TPR hearing (Termination of Parental Rights) was last Thursday. All went well. The birth-parents have 30 days in which they could appeal the terminations by claiming they were in some way duped, coerced, or otherwise manipulated into signing their rights away. However, this is so unlikely to happen that it’s a mere formality for the most part. After those 30 days are up, we petition for a court date to finalize the adoption (which will then take about 2-3 months to set). So… we’re looking at early summer for finalization.

Today we met with her birth-parents for lunch. First time we met the father. It was a nice visit. A bit draining. Zoë was a bit over-stimulated and exhausted, so she was very fussy, but it was good to see them.

I’m wiped out. Enough for now.

Christmastime is here…

Merry Christmas to all and to all a good night… Or maybe that’s just wishful thinking on my part. 🙂 The Burkholder homestead got much crazier in the last several weeks. We three are now we four. 8+ hour nights of sleep are a thing of the past and now we’re thankful for 3-4 hours uninterrupted (which we occasionally get)!

Jeff is still at D&E Communications full-time (stats guy) and Hosanna part-time (artsy/techy guy). He’s insanely busy as usual, since in addition to his job and a half, he’s also doing his online comic strip (Zoidland, and if you haven’t checked it out, go now, we’ll wait until you return…) and has just reached his 200th strip. In the upcoming year, he’s planning a continuing story line for his characters and you won’t want to miss all the drama, suspense, and of course laughter at the insane humor that comes only from the mind of Jeff.

Nean is still working 10 hours a week at Hosanna (artsy/semi-techy/semi-admin) and is full-time mom and failed house-keeper (we all have our weaknesses, right?). She is still enjoying singing on the church’s worship team and scrap booking as her two main creative outlets!

Dante started Preschool this fall at Morning Star M, W, F mornings. He adores his teachers and is making tons of friends. Everywhere he goes, he is a charmer. He’s also started Wednesday evening Pioneer Clubs at church and asks every morning if it’s “Pioneer Day”. He is four years old and loves to learn anything new. He’s teaching himself to read and is constantly asking, “How do you spell…?” He’s quite proud to be the “big brother” but does occassionally inform me that it’s a tough job!

Zoë is the newest addition to our family. She is almost a month old and is still only about 5 1/2 pounds. She is a very happy little one and is normally content to study the world around her. She enjoys snuggling, eating, and sleeping! On the adoption front (since many of you are asking), it will take a few months to finalize the adoption and we’ll keep you posted on the process.
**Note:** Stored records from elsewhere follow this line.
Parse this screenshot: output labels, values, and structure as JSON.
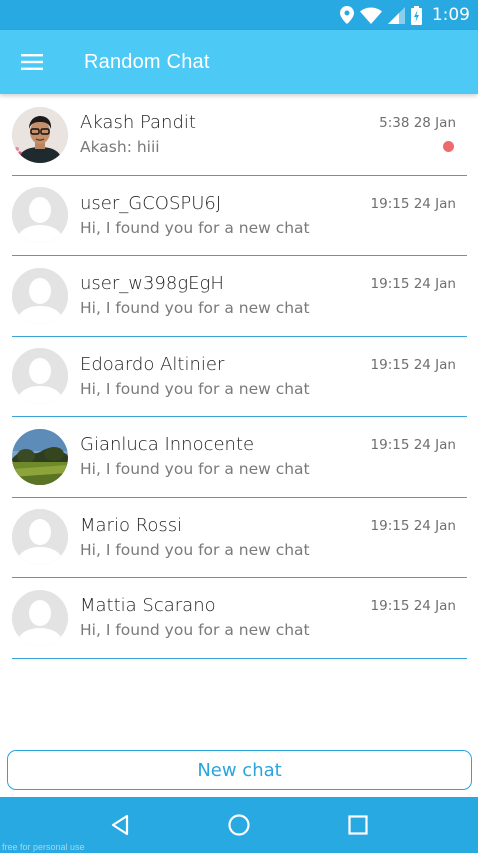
{
  "status_bar": {
    "time": "1:09"
  },
  "app_bar": {
    "title": "Random Chat",
    "menu_icon": "hamburger-menu-icon"
  },
  "chats": [
    {
      "name": "Akash Pandit",
      "preview": "Akash: hiii",
      "time": "5:38 28 Jan",
      "unread": true,
      "avatar": "photo-person"
    },
    {
      "name": "user_GCOSPU6J",
      "preview": "Hi, I found you for a new chat",
      "time": "19:15 24 Jan",
      "unread": false,
      "avatar": "placeholder"
    },
    {
      "name": "user_w398gEgH",
      "preview": "Hi, I found you for a new chat",
      "time": "19:15 24 Jan",
      "unread": false,
      "avatar": "placeholder"
    },
    {
      "name": "Edoardo Altinier",
      "preview": "Hi, I found you for a new chat",
      "time": "19:15 24 Jan",
      "unread": false,
      "avatar": "placeholder"
    },
    {
      "name": "Gianluca Innocente",
      "preview": "Hi, I found you for a new chat",
      "time": "19:15 24 Jan",
      "unread": false,
      "avatar": "photo-landscape"
    },
    {
      "name": "Mario Rossi",
      "preview": "Hi, I found you for a new chat",
      "time": "19:15 24 Jan",
      "unread": false,
      "avatar": "placeholder"
    },
    {
      "name": "Mattia Scarano",
      "preview": "Hi, I found you for a new chat",
      "time": "19:15 24 Jan",
      "unread": false,
      "avatar": "placeholder"
    }
  ],
  "new_chat_label": "New chat",
  "watermark": "free for personal use",
  "colors": {
    "status_bar": "#29a9e1",
    "app_bar": "#4dc9f6",
    "accent": "#2aa5dc",
    "unread": "#ef6b6b"
  }
}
Sabine, our silly little feline, is as cranky as ever. She still prefers Jeff’s company to anyone else’s (and I suppose that is the understatement of the year to any of you who have been hissed/swatted at!)
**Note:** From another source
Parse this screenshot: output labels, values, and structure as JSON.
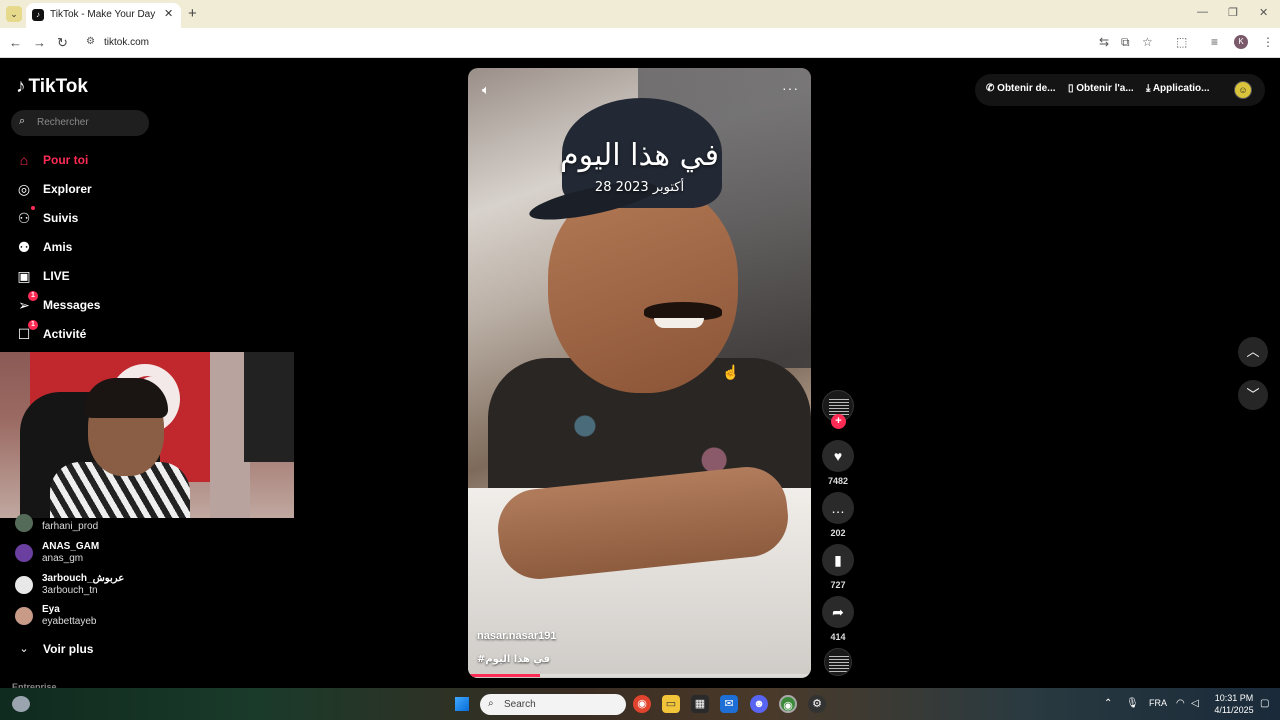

We’re looking forward to seeing as many of our friends/family as we can this holiday. May you have peace, joy, love, and REST this Christmas season.

Love from all of us here in the Burkholder chaos… er… home!

The kids wish you a happy holiday too!